Bro Dave went on to later report that he was unable to find some tubeless tires at his local REI so he tried some with tubes. Unfortunately, that didn’t work either so he’s back to making a trip to the Santa Monica REI. In the meantime, his supervisor, BoBo, took the opportunity to do some serious thinking on the issue as shown in the following image submitted by Bro Dave:

BoBoSupervising(Yep, looks like some serious contemplating going on here!)


An Unpleasant Interlude With A Cyclist…

I would be willing to be that, if you read 10 blogs on cycling,  at least 8 of them would feature a comment or story about bad dangerous behavior by motorists when intersecting with cyclists. On a much less frequent occurrence, you’ll also find those same blogs reporting on the negative behavior of cyclists, i.e., BikinginLA Feb 1st post). Clearly, in larger cities like Los Angeles there are simply many more cyclists and much, much more traffic so you get much more frequent negative interactions.

Living here in my area, the instances of negative interaction between cyclists and motorists are not a daily event or even an hourly event as it seems it must be in L.A. and other urban areas. Even Asheville, NC  only 28 miles to my east seems to have a high frequency of negative cyclist/motorists encounters.  Generally speaking, I encounter few hostile and/or dangerous motorists when I ride and find that most motorists are pretty accommodating.  Yes, there are certainly those jerks who want to assault you with verbage and/or liquids in cups and bottles but they are in the minority.

This past Sunday I found myself in somewhat of a role reversal when my “best half” and I were out in our Ford Escape making a run to get some gas and supplies. It was our first trip off the mountain since Friday’s snow storm. The roads were and continue to be packed with piled snow and ice where they have been scraped clear. Shoulders are non-existent.

We were travelling southwest into the mid-afternoon sun when I spotted two cyclists up ahead. My first thought was “I wonder who is out riding in this mess?” As we proceeded on, I realized that the cyclists were not only coming toward us but were travelling in our lane of travel. I noted one vehicle whip out into the oncoming lane of travel to avoid them and then realized that not only were they coming toward us but they were riding pretty much down the center of the lane of travel in my direction. I began braking from what, fortunately, was a pretty slow speed.

The lead rider began waving his arms at me to get over, i.e., move into the wrong lane of travel. He was close enough to me that I could see his face turning red and him mouthing at us. I then realized that the second cyclist was a young girl appearing to be about 7 years old on her bicycle. She was riding without a helmet as was the lead rider, who looked to be at least in his 40’s and maybe older. My deduction was that this father was leading his daughter on a bicycle ride. I came to a complete stop in the lane of travel.
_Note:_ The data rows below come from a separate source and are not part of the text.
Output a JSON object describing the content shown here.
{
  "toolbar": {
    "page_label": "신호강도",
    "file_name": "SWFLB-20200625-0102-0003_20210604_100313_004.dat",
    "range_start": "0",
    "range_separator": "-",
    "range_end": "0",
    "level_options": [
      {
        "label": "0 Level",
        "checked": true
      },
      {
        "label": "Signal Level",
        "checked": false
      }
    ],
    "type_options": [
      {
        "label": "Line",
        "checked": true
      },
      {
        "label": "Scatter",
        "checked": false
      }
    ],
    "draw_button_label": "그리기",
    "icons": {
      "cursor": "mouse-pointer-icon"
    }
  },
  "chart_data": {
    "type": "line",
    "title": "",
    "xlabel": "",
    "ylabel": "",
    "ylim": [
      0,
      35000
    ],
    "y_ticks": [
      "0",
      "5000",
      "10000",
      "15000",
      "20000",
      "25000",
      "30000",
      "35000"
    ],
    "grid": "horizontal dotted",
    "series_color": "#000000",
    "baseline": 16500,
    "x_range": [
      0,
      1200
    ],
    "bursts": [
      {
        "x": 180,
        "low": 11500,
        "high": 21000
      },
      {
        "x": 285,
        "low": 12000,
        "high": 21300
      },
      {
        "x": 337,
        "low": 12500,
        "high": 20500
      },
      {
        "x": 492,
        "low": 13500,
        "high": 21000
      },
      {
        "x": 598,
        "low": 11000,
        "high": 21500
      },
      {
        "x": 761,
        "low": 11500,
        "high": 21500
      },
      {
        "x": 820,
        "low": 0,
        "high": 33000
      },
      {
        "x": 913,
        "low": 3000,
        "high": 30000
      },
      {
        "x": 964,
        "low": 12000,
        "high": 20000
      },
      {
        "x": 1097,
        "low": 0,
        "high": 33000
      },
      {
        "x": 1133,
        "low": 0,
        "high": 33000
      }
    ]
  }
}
At this point, the lead rider was coming rapidly upon the front of our vehicle, waving wildly, and clearly screaming at us. I just sat there considering my options. My first thought was to get out and “educate” the individual on the proper lane of travel and the need to get a helmet on his kid. (Note: N.C. law requires bicycle helmets on children under the age of 16 when riding.)  I pretty quickly decided that any attempt at conversing with this guy would likely escalate into something more than a conversation and would increase the risk to the child. I let them get by us before we proceeded.

In retrospect, I probably should have called the local police to intervene if, for no other reason, to protect the child. At any rate, it gave me the opportunity to witness irresponsible behavior on the part of a bicyclist from the perspective of a motorist. I’m certainly glad that the majority of cyclists I know don’t behave in this manner. It was an unpleasant eye-opening segment in our day. 

You can bet my eyes will be open for this fellow in the future when I ride that road!

Until later,

- Zeke


Jim Artis said...

Maybe he'll read your blog...

Unknown said...

Wouldn't it be nice if it were that simple...

- Zeke

Anonymous said...

What a Lunatic!!!!! Sounds like you exercised some real restraint.